Every hockey coach between St. John’s and Kalamazoo puts players on the ice they trust to perform when the moment counts. The problem with those moments for agents, fans, parents, media, etc. is the context that lead to that moment, or more accurately, the lack thereof. It’s perplexing to watch coaches in the NHL plant withering veterans in key situations when a fresh-faced newcomer made viral by a toe drag on YouTube one time is ready to sprout, yet sits on the bench as a puck is fired five feet wide of the net.
But if the agent, disgruntled with their client’s lack of ice time, is agitated, you can bet your boots the coach is feeling the pressure too. The coach put the player in that position to succeed, not to fail. Why? Because when the player succeeds, the team succeeds. When the team succeeds, the coach succeeds.
We are on the same team here, people.
Parents and fans don’t see the YouTube sensation in practice or in meetings. Are they showing up on time? Are they absorbing information? If the coach feeds them more responsibility than they can handle, will that help or hinder their development? Raw skill is the engine that drives our game, there’s no question, but it’s not as simple as that when two points are on the line and sold out crowd is screaming shoooooooooot.
It’s the coach’s job to take a portion of that stress off the player’s back. Not all of it (that’s impossible), but the coach is there to help, even when things don’t go perfectly. Especially when things don’t go perfectly.
It takes time, but it’s crucial we don’t place all the blame on the players for their mistakes at any point in their career. Failure is an important step in a young hockey player’s development, and coaches who are willing to deal with those failures and spend time navigating those challenges are often rewarded with a blooming star sooner rather than later.

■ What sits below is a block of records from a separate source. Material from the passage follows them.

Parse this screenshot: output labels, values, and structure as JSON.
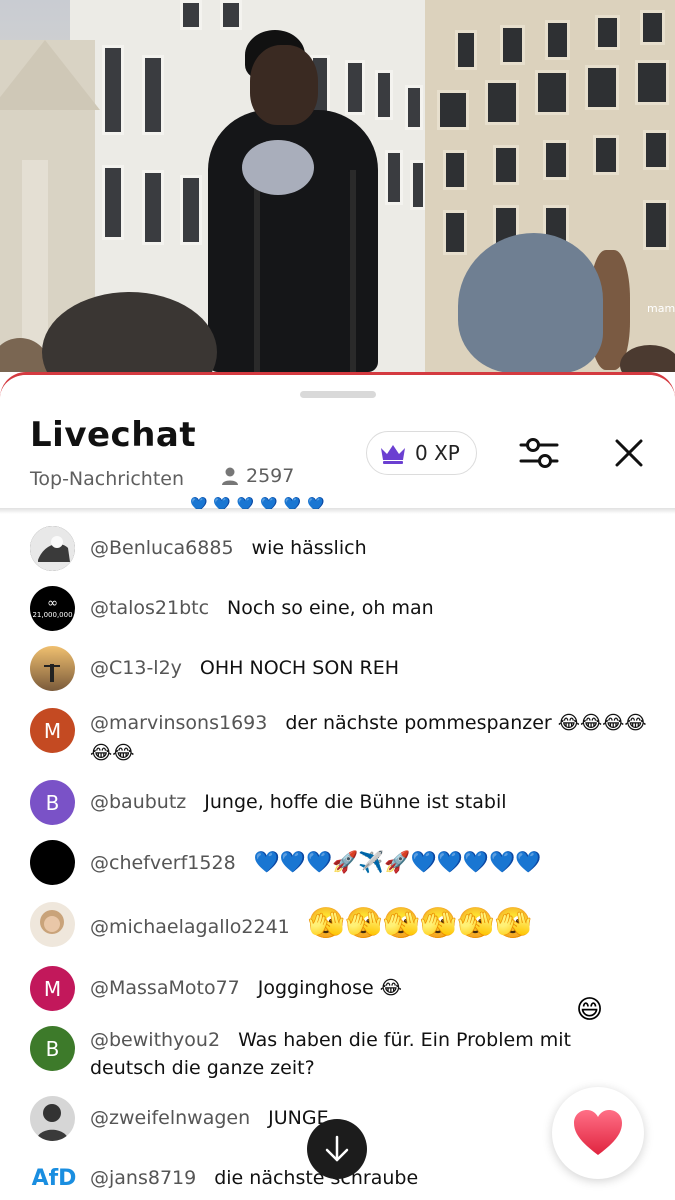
{
  "video": {
    "sign_text": "mam"
  },
  "header": {
    "title": "Livechat",
    "subtitle": "Top-Nachrichten",
    "viewer_count": "2597",
    "xp_label": "0 XP",
    "viewer_icon": "person-icon",
    "xp_icon": "crown-icon",
    "filter_icon": "sliders-icon",
    "close_icon": "close-icon"
  },
  "colors": {
    "accent_red": "#d43a40",
    "crown_purple": "#6b3fd1",
    "username_gray": "#555555"
  },
  "messages": [
    {
      "user": "@Benluca6885",
      "text": "wie hässlich",
      "avatar_letter": "",
      "avatar_color": "#2a2a2a"
    },
    {
      "user": "@talos21btc",
      "text": "Noch so eine, oh man",
      "avatar_letter": "",
      "avatar_color": "#000000",
      "avatar_caption": "21,000,000"
    },
    {
      "user": "@C13-l2y",
      "text": "OHH NOCH SON REH",
      "avatar_letter": "",
      "avatar_color": "#d99a45"
    },
    {
      "user": "@marvinsons1693",
      "text": "der nächste pommespanzer 😂😂😂😂😂😂",
      "avatar_letter": "M",
      "avatar_color": "#c44a22"
    },
    {
      "user": "@baubutz",
      "text": "Junge, hoffe die Bühne ist stabil",
      "avatar_letter": "B",
      "avatar_color": "#7a52c7"
    },
    {
      "user": "@chefverf1528",
      "text": "💙💙💙🚀✈️🚀💙💙💙💙💙",
      "avatar_letter": "",
      "avatar_color": "#000000"
    },
    {
      "user": "@michaelagallo2241",
      "text": "🫣🫣🫣🫣🫣🫣",
      "avatar_letter": "",
      "avatar_color": "#c9b08f"
    },
    {
      "user": "@MassaMoto77",
      "text": "Jogginghose 😂",
      "avatar_letter": "M",
      "avatar_color": "#c2185b"
    },
    {
      "user": "@bewithyou2",
      "text": "Was haben die für. Ein Problem mit deutsch die ganze zeit?",
      "avatar_letter": "B",
      "avatar_color": "#3d7a2a"
    },
    {
      "user": "@zweifelnwagen",
      "text": "JUNGE",
      "avatar_letter": "",
      "avatar_color": "#6a6a6a"
    },
    {
      "user": "@jans8719",
      "text": "die nächste schraube",
      "avatar_letter": "AfD",
      "avatar_color": "#1a8ee0"
    }
  ],
  "floating": {
    "emoji": "😄",
    "heart_icon": "heart-icon",
    "scroll_icon": "arrow-down-icon"
  }
}
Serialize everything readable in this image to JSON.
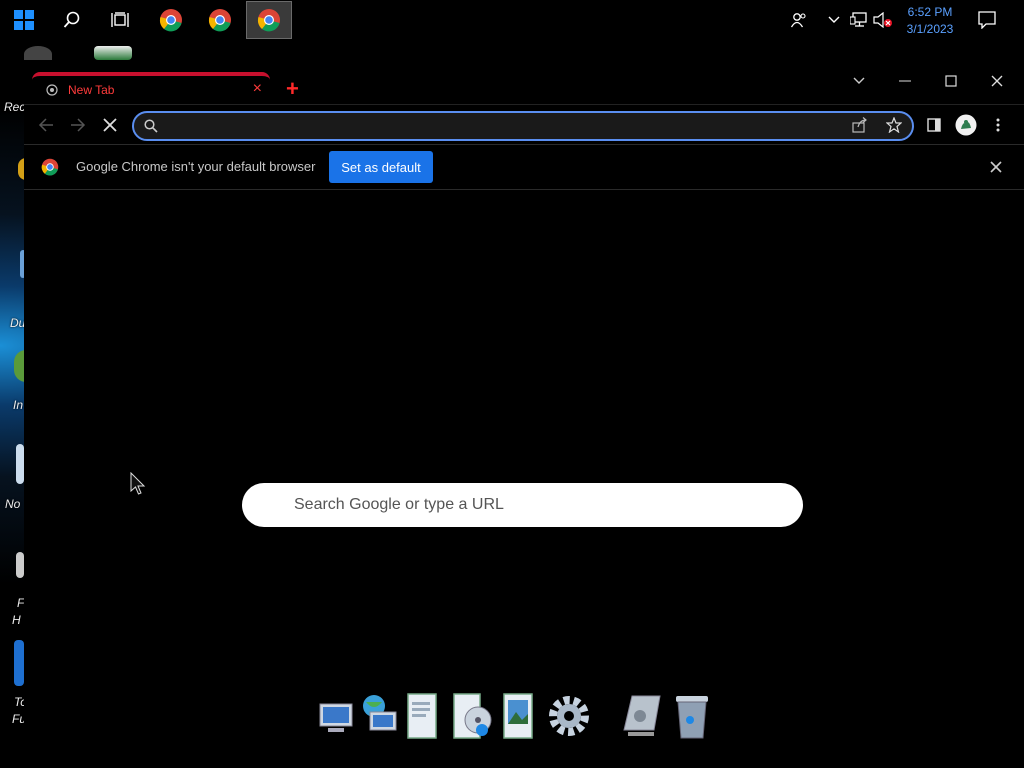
{
  "taskbar": {
    "clock_time": "6:52 PM",
    "clock_date": "3/1/2023",
    "icons": [
      "windows-start-icon",
      "search-icon",
      "task-view-icon",
      "chrome-icon",
      "chrome-icon",
      "chrome-icon",
      "people-icon",
      "chevron-up-icon",
      "network-icon",
      "volume-muted-icon",
      "notification-icon"
    ]
  },
  "desktop": {
    "labels": [
      "Rec",
      "Du",
      "In",
      "No",
      "F",
      "H",
      "To",
      "Fu"
    ]
  },
  "browser": {
    "tab_title": "New Tab",
    "tab_close": "×",
    "newtab_symbol": "+",
    "omnibox_value": "",
    "omnibox_placeholder": "",
    "infobar_text": "Google Chrome isn't your default browser",
    "set_default_label": "Set as default",
    "ntp_search_placeholder": "Search Google or type a URL"
  },
  "colors": {
    "accent_red": "#c8102e",
    "button_blue": "#1a73e8",
    "omnibox_focus": "#5a8ef0",
    "clock_blue": "#5aa0ff"
  }
}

It’s in addressing these failures and mistakes that coaches and players stand shoulder to shoulder, skating in the same direction. When the player knows you’re on their side, they’re more likely to internalize the message and make improvements quicker. It’s not easy – we all want to smash our sticks on the boards from time to time, but ask yourself: will that reaction help the player get better? If the answer is yes, then sure, toss your twig into the third row.
But I don’t ever think the answer is yes.
You’re on the same side as your players. Here are a few elements that are always within the control of both players and coach.
We are sorry this post was not useful for you...
Tell us how we can improve this post?